What is being asked: The number of lines holding "jane" is all you should give; count them in the records below.
:::::
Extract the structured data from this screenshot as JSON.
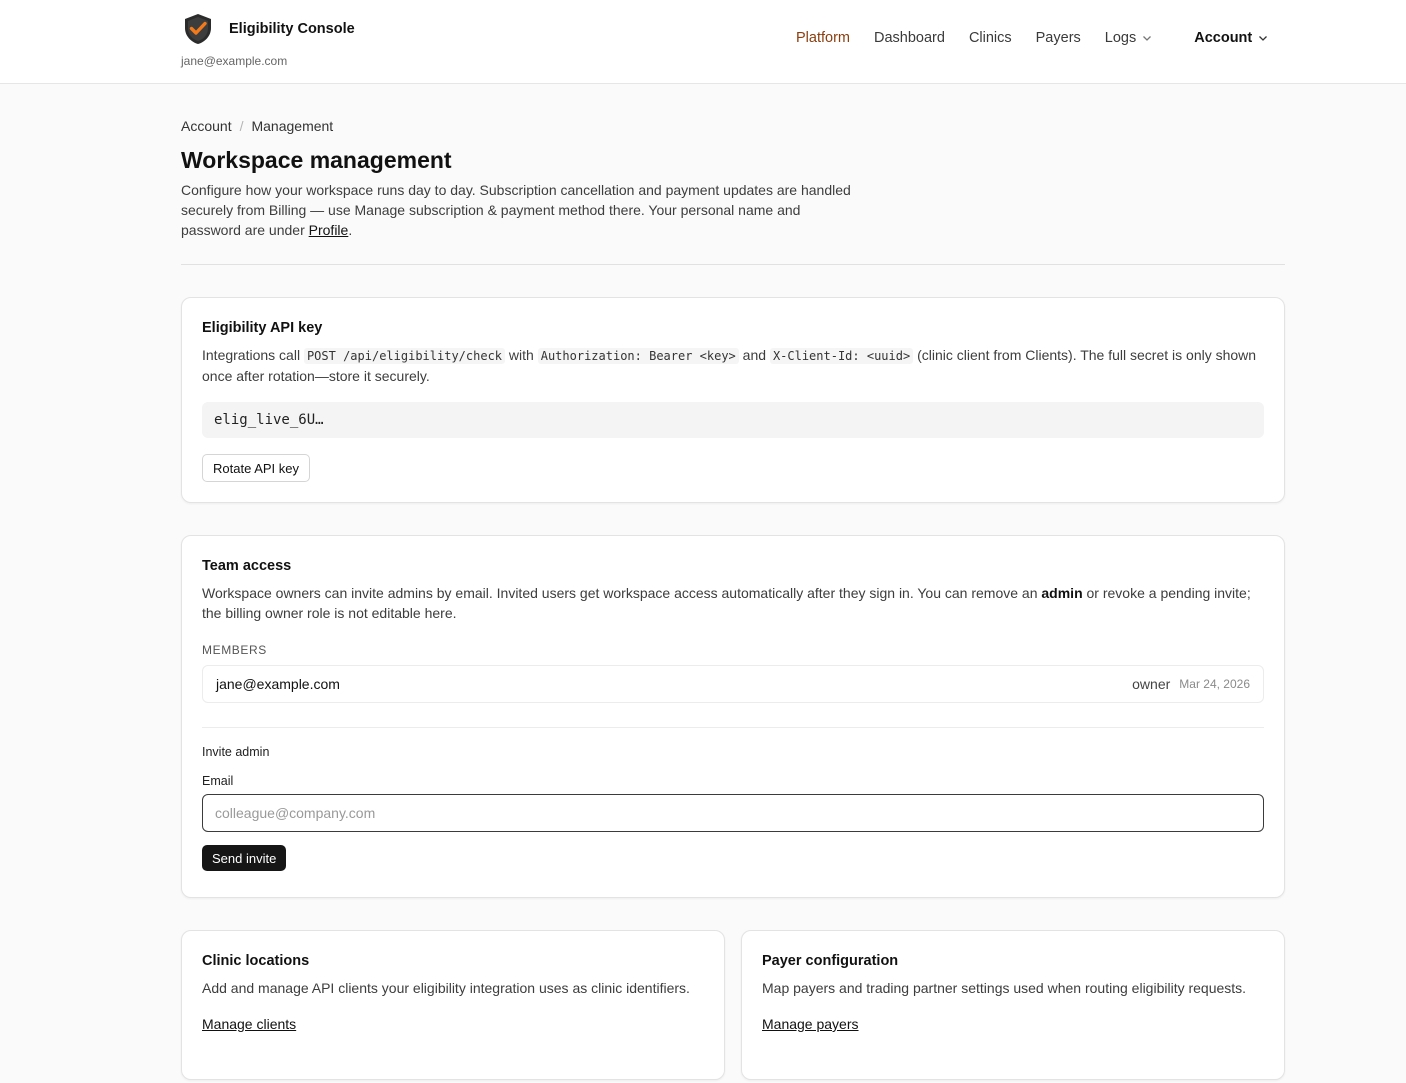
{
  "header": {
    "app_name": "Eligibility Console",
    "user_email": "jane@example.com",
    "nav": {
      "platform": "Platform",
      "dashboard": "Dashboard",
      "clinics": "Clinics",
      "payers": "Payers",
      "logs": "Logs",
      "account": "Account"
    },
    "accent_color": "#8a3e0e"
  },
  "breadcrumb": {
    "parent": "Account",
    "separator": "/",
    "current": "Management"
  },
  "page": {
    "title": "Workspace management",
    "intro_text": "Configure how your workspace runs day to day. Subscription cancellation and payment updates are handled securely from Billing — use Manage subscription & payment method there. Your personal name and password are under ",
    "intro_link": "Profile",
    "intro_end": "."
  },
  "api_key_card": {
    "title": "Eligibility API key",
    "desc_1": "Integrations call ",
    "code_1": "POST /api/eligibility/check",
    "desc_2": " with ",
    "code_2": "Authorization: Bearer <key>",
    "desc_3": " and ",
    "code_3": "X-Client-Id: <uuid>",
    "desc_4": " (clinic client from Clients). The full secret is only shown once after rotation—store it securely.",
    "key_preview": "elig_live_6U…",
    "rotate_label": "Rotate API key"
  },
  "team_card": {
    "title": "Team access",
    "desc_1": "Workspace owners can invite admins by email. Invited users get workspace access automatically after they sign in. You can remove an ",
    "desc_bold": "admin",
    "desc_2": " or revoke a pending invite; the billing owner role is not editable here.",
    "members_label": "MEMBERS",
    "members": [
      {
        "email": "jane@example.com",
        "role": "owner",
        "date": "Mar 24, 2026"
      }
    ],
    "invite_title": "Invite admin",
    "email_label": "Email",
    "email_value": "",
    "email_placeholder": "colleague@company.com",
    "send_label": "Send invite"
  },
  "clinic_card": {
    "title": "Clinic locations",
    "desc": "Add and manage API clients your eligibility integration uses as clinic identifiers.",
    "link": "Manage clients"
  },
  "payer_card": {
    "title": "Payer configuration",
    "desc": "Map payers and trading partner settings used when routing eligibility requests.",
    "link": "Manage payers"
  }
}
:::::
Task answer: 2